■ Aim of the task: The answer must consist of each line below that contains the word "image", copied in full.

= = = = = = =

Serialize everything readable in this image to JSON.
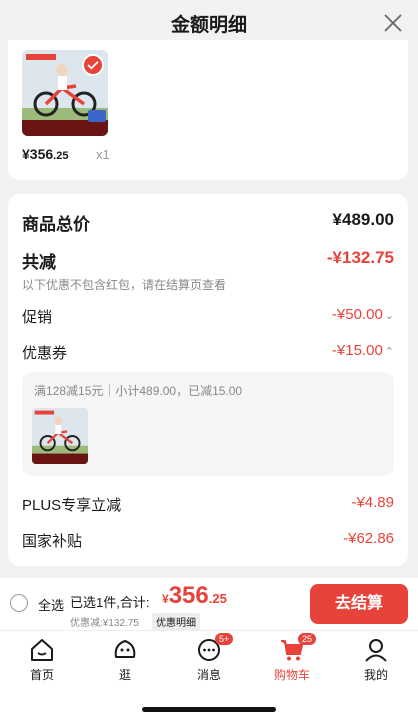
{
  "header": {
    "title": "金额明细",
    "close_icon": "close-icon"
  },
  "product": {
    "price_int": "¥356",
    "price_dec": ".25",
    "quantity": "x1",
    "image_icon": "bicycle-product-image",
    "selected": true
  },
  "summary": {
    "total_label": "商品总价",
    "total_value": "¥489.00",
    "reduce_label": "共减",
    "reduce_value": "-¥132.75",
    "note": "以下优惠不包含红包，请在结算页查看",
    "promo_label": "促销",
    "promo_value": "-¥50.00",
    "coupon_label": "优惠券",
    "coupon_value": "-¥15.00",
    "coupon_detail": "满128减15元｜小计489.00，已减15.00",
    "plus_label": "PLUS专享立减",
    "plus_value": "-¥4.89",
    "subsidy_label": "国家补贴",
    "subsidy_value": "-¥62.86"
  },
  "bottom_bar": {
    "select_all": "全选",
    "selected_text": "已选1件,合计:",
    "total_sym": "¥",
    "total_int": "356",
    "total_dec": ".25",
    "discount_text": "优惠减:¥132.75",
    "discount_detail": "优惠明细",
    "checkout": "去结算"
  },
  "tabs": [
    {
      "label": "首页",
      "icon": "home-icon"
    },
    {
      "label": "逛",
      "icon": "browse-icon"
    },
    {
      "label": "消息",
      "icon": "message-icon",
      "badge": "5+"
    },
    {
      "label": "购物车",
      "icon": "cart-icon",
      "badge": "25",
      "active": true
    },
    {
      "label": "我的",
      "icon": "profile-icon"
    }
  ],
  "colors": {
    "accent": "#e8433a",
    "text": "#1a1a1a",
    "muted": "#888888"
  }
}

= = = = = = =

■ Finished task:
Serialize everything readable in this image to JSON.
    "image_icon": "bicycle-product-image",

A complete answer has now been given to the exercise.